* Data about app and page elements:

- - - - - - -

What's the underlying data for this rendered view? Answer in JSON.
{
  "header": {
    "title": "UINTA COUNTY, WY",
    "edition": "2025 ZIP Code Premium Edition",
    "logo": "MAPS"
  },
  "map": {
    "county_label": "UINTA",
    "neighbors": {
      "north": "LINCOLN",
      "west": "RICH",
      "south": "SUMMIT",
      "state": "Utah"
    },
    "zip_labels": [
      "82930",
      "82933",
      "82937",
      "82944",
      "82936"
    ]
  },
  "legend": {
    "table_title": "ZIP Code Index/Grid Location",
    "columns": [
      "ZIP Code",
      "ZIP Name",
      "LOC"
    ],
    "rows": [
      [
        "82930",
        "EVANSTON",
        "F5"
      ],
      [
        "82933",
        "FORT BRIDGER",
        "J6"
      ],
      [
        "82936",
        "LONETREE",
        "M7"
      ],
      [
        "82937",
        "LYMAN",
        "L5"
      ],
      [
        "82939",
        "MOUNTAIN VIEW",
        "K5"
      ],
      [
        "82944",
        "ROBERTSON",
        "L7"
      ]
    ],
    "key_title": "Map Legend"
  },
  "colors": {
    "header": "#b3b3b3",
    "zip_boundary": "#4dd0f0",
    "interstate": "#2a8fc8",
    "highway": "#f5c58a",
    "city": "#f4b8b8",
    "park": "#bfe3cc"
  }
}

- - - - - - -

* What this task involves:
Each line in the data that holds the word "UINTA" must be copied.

* Exercise response:
    "title": "UINTA COUNTY, WY",
    "county_label": "UINTA",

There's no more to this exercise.